*WHAT TO WORK ON:* A verbatim copy of the listing is what is needed, minus any pictures.

*RECORDED DATA:*
╭──

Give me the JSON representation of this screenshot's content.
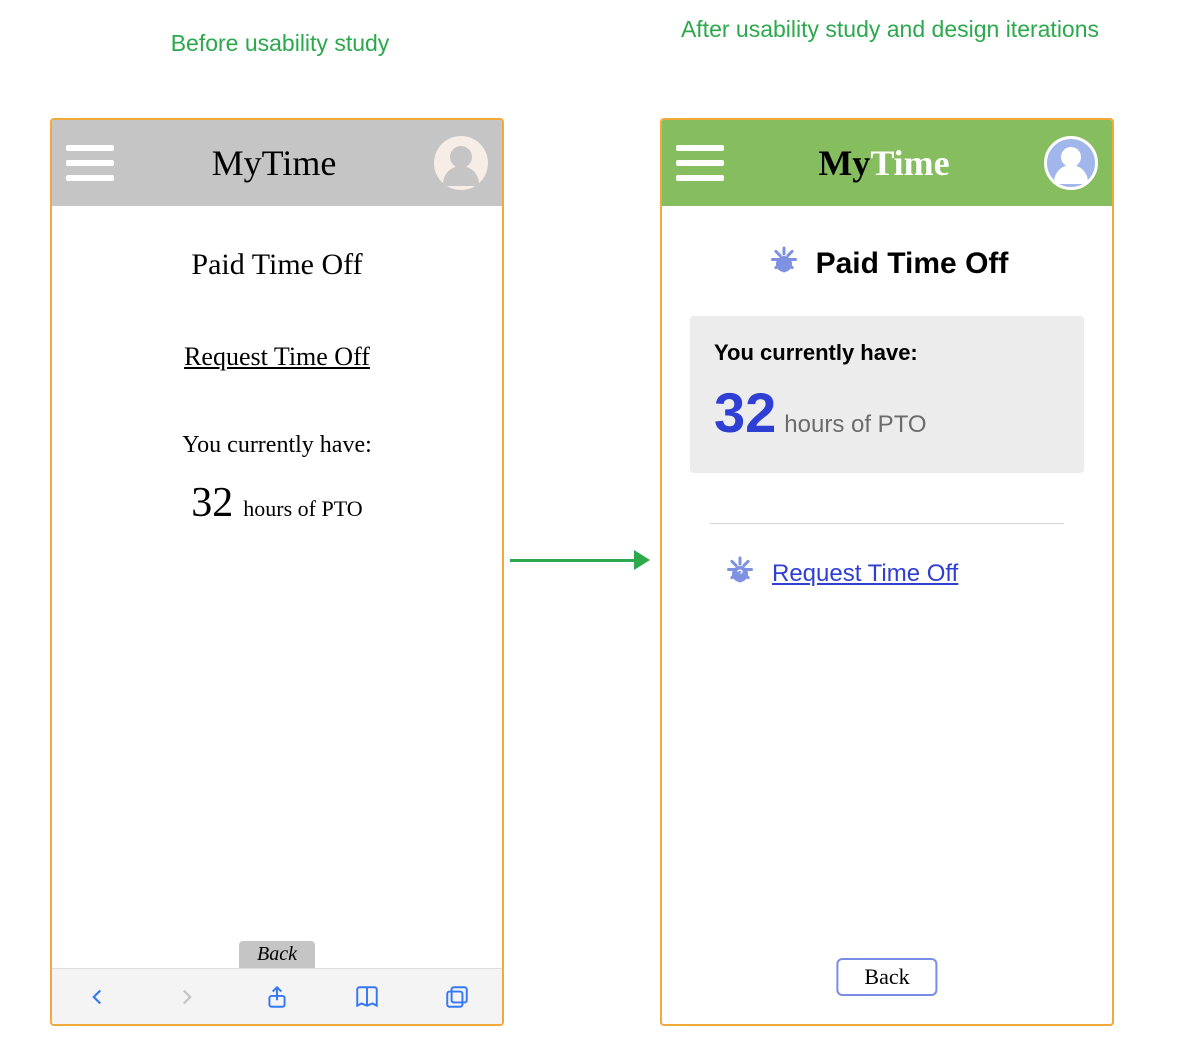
{
  "labels": {
    "before": "Before usability study",
    "after": "After usability study and design iterations"
  },
  "brand": {
    "full": "MyTime",
    "part1": "My",
    "part2": "Time"
  },
  "before": {
    "page_title": "Paid Time Off",
    "request_link": "Request Time Off",
    "balance_intro": "You currently have:",
    "balance_value": "32",
    "balance_unit": "hours of PTO",
    "back_label": "Back"
  },
  "after": {
    "page_title": "Paid Time Off",
    "balance_intro": "You currently have:",
    "balance_value": "32",
    "balance_unit": "hours of PTO",
    "request_link": "Request Time Off",
    "back_label": "Back"
  },
  "colors": {
    "green_label": "#2ca84d",
    "green_header": "#86bd5f",
    "blue_accent": "#2f3fd3",
    "blue_avatar": "#a1b7ec",
    "frame": "#f2a93b"
  }
}
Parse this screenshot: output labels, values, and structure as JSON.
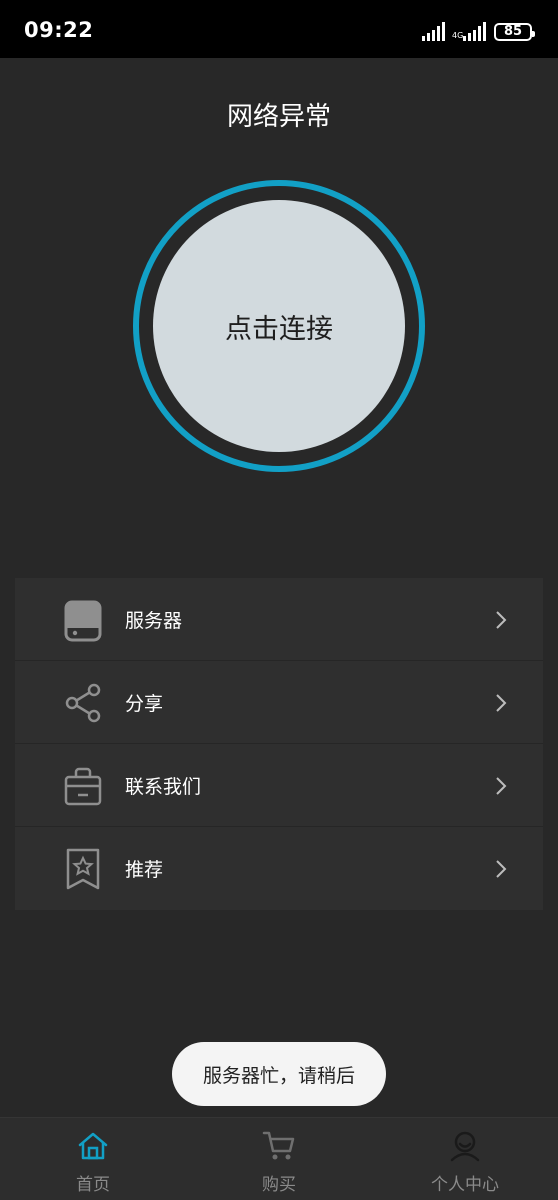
{
  "status_bar": {
    "time": "09:22",
    "battery": "85"
  },
  "header": {
    "title": "网络异常"
  },
  "connect": {
    "label": "点击连接",
    "ring_color": "#12a0c6"
  },
  "menu": {
    "items": [
      {
        "label": "服务器",
        "icon": "server-icon"
      },
      {
        "label": "分享",
        "icon": "share-icon"
      },
      {
        "label": "联系我们",
        "icon": "contact-bag-icon"
      },
      {
        "label": "推荐",
        "icon": "bookmark-star-icon"
      }
    ]
  },
  "toast": {
    "message": "服务器忙，请稍后"
  },
  "bottom_nav": {
    "items": [
      {
        "label": "首页",
        "icon": "home-icon",
        "active": true
      },
      {
        "label": "购买",
        "icon": "cart-icon",
        "active": false
      },
      {
        "label": "个人中心",
        "icon": "user-icon",
        "active": false
      }
    ],
    "active_color": "#12a0c6"
  }
}
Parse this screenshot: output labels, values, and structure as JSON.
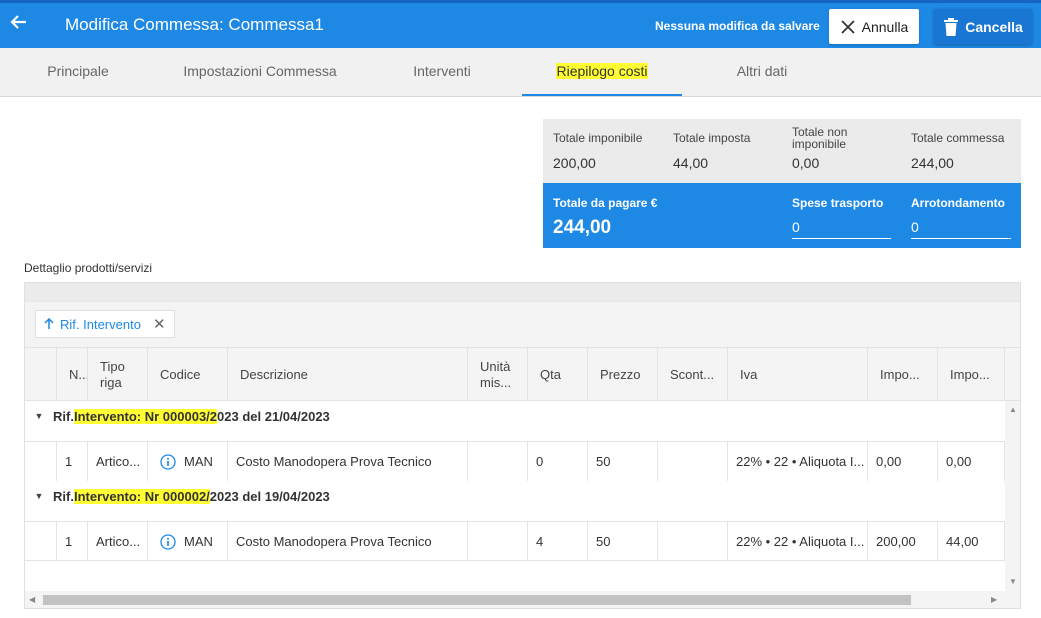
{
  "header": {
    "title": "Modifica Commessa: Commessa1",
    "status": "Nessuna modifica da salvare",
    "annulla_label": "Annulla",
    "cancella_label": "Cancella"
  },
  "tabs": [
    {
      "label": "Principale"
    },
    {
      "label": "Impostazioni Commessa"
    },
    {
      "label": "Interventi"
    },
    {
      "label": "Riepilogo costi"
    },
    {
      "label": "Altri dati"
    }
  ],
  "totals": {
    "imponibile_label": "Totale imponibile",
    "imponibile_value": "200,00",
    "imposta_label": "Totale imposta",
    "imposta_value": "44,00",
    "non_imponibile_label": "Totale non imponibile",
    "non_imponibile_value": "0,00",
    "commessa_label": "Totale commessa",
    "commessa_value": "244,00",
    "da_pagare_label": "Totale da pagare €",
    "da_pagare_value": "244,00",
    "spese_label": "Spese trasporto",
    "spese_value": "0",
    "arrotondamento_label": "Arrotondamento",
    "arrotondamento_value": "0"
  },
  "section_label": "Dettaglio prodotti/servizi",
  "grid": {
    "group_chip": "Rif. Intervento",
    "columns": [
      "N...",
      "Tipo riga",
      "Codice",
      "Descrizione",
      "Unità mis...",
      "Qta",
      "Prezzo",
      "Scont...",
      "Iva",
      "Impo...",
      "Impo..."
    ],
    "groups": [
      {
        "prefix": "Rif. ",
        "highlight": "Intervento: Nr 000003/2",
        "suffix": "023 del 21/04/2023",
        "row": {
          "n": "1",
          "tipo": "Artico...",
          "codice": "MAN",
          "descrizione": "Costo Manodopera Prova Tecnico",
          "unita": "",
          "qta": "0",
          "prezzo": "50",
          "sconto": "",
          "iva": "22% • 22 • Aliquota I...",
          "imp1": "0,00",
          "imp2": "0,00"
        }
      },
      {
        "prefix": "Rif. ",
        "highlight": "Intervento: Nr 000002/",
        "suffix": "2023 del 19/04/2023",
        "row": {
          "n": "1",
          "tipo": "Artico...",
          "codice": "MAN",
          "descrizione": "Costo Manodopera Prova Tecnico",
          "unita": "",
          "qta": "4",
          "prezzo": "50",
          "sconto": "",
          "iva": "22% • 22 • Aliquota I...",
          "imp1": "200,00",
          "imp2": "44,00"
        }
      }
    ]
  },
  "colors": {
    "primary": "#1e88e5",
    "highlight": "#ffff33"
  }
}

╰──

*ANSWER TO THE EXERCISE:*
Give me the JSON representation of this screenshot's content.
{
  "labels": {
    "before": "Before usability study",
    "after": "After usability study and design iterations"
  },
  "brand": {
    "full": "MyTime",
    "part1": "My",
    "part2": "Time"
  },
  "before": {
    "page_title": "Paid Time Off",
    "request_link": "Request Time Off",
    "balance_intro": "You currently have:",
    "balance_value": "32",
    "balance_unit": "hours of PTO",
    "back_label": "Back"
  },
  "after": {
    "page_title": "Paid Time Off",
    "balance_intro": "You currently have:",
    "balance_value": "32",
    "balance_unit": "hours of PTO",
    "request_link": "Request Time Off",
    "back_label": "Back"
  },
  "colors": {
    "green_label": "#2ca84d",
    "green_header": "#86bd5f",
    "blue_accent": "#2f3fd3",
    "blue_avatar": "#a1b7ec",
    "frame": "#f2a93b"
  }
}
Parse this screenshot: output labels, values, and structure as JSON.
{
  "status_bar": {
    "time": "09:22",
    "battery": "85"
  },
  "header": {
    "title": "网络异常"
  },
  "connect": {
    "label": "点击连接",
    "ring_color": "#12a0c6"
  },
  "menu": {
    "items": [
      {
        "label": "服务器",
        "icon": "server-icon"
      },
      {
        "label": "分享",
        "icon": "share-icon"
      },
      {
        "label": "联系我们",
        "icon": "contact-bag-icon"
      },
      {
        "label": "推荐",
        "icon": "bookmark-star-icon"
      }
    ]
  },
  "toast": {
    "message": "服务器忙，请稍后"
  },
  "bottom_nav": {
    "items": [
      {
        "label": "首页",
        "icon": "home-icon",
        "active": true
      },
      {
        "label": "购买",
        "icon": "cart-icon",
        "active": false
      },
      {
        "label": "个人中心",
        "icon": "user-icon",
        "active": false
      }
    ],
    "active_color": "#12a0c6"
  }
}
Parse this screenshot: output labels, values, and structure as JSON.
{
  "header": {
    "title": "Modifica Commessa: Commessa1",
    "status": "Nessuna modifica da salvare",
    "annulla_label": "Annulla",
    "cancella_label": "Cancella"
  },
  "tabs": [
    {
      "label": "Principale"
    },
    {
      "label": "Impostazioni Commessa"
    },
    {
      "label": "Interventi"
    },
    {
      "label": "Riepilogo costi"
    },
    {
      "label": "Altri dati"
    }
  ],
  "totals": {
    "imponibile_label": "Totale imponibile",
    "imponibile_value": "200,00",
    "imposta_label": "Totale imposta",
    "imposta_value": "44,00",
    "non_imponibile_label": "Totale non imponibile",
    "non_imponibile_value": "0,00",
    "commessa_label": "Totale commessa",
    "commessa_value": "244,00",
    "da_pagare_label": "Totale da pagare €",
    "da_pagare_value": "244,00",
    "spese_label": "Spese trasporto",
    "spese_value": "0",
    "arrotondamento_label": "Arrotondamento",
    "arrotondamento_value": "0"
  },
  "section_label": "Dettaglio prodotti/servizi",
  "grid": {
    "group_chip": "Rif. Intervento",
    "columns": [
      "N...",
      "Tipo riga",
      "Codice",
      "Descrizione",
      "Unità mis...",
      "Qta",
      "Prezzo",
      "Scont...",
      "Iva",
      "Impo...",
      "Impo..."
    ],
    "groups": [
      {
        "prefix": "Rif. ",
        "highlight": "Intervento: Nr 000003/2",
        "suffix": "023 del 21/04/2023",
        "row": {
          "n": "1",
          "tipo": "Artico...",
          "codice": "MAN",
          "descrizione": "Costo Manodopera Prova Tecnico",
          "unita": "",
          "qta": "0",
          "prezzo": "50",
          "sconto": "",
          "iva": "22% • 22 • Aliquota I...",
          "imp1": "0,00",
          "imp2": "0,00"
        }
      },
      {
        "prefix": "Rif. ",
        "highlight": "Intervento: Nr 000002/",
        "suffix": "2023 del 19/04/2023",
        "row": {
          "n": "1",
          "tipo": "Artico...",
          "codice": "MAN",
          "descrizione": "Costo Manodopera Prova Tecnico",
          "unita": "",
          "qta": "4",
          "prezzo": "50",
          "sconto": "",
          "iva": "22% • 22 • Aliquota I...",
          "imp1": "200,00",
          "imp2": "44,00"
        }
      }
    ]
  },
  "colors": {
    "primary": "#1e88e5",
    "highlight": "#ffff33"
  }
}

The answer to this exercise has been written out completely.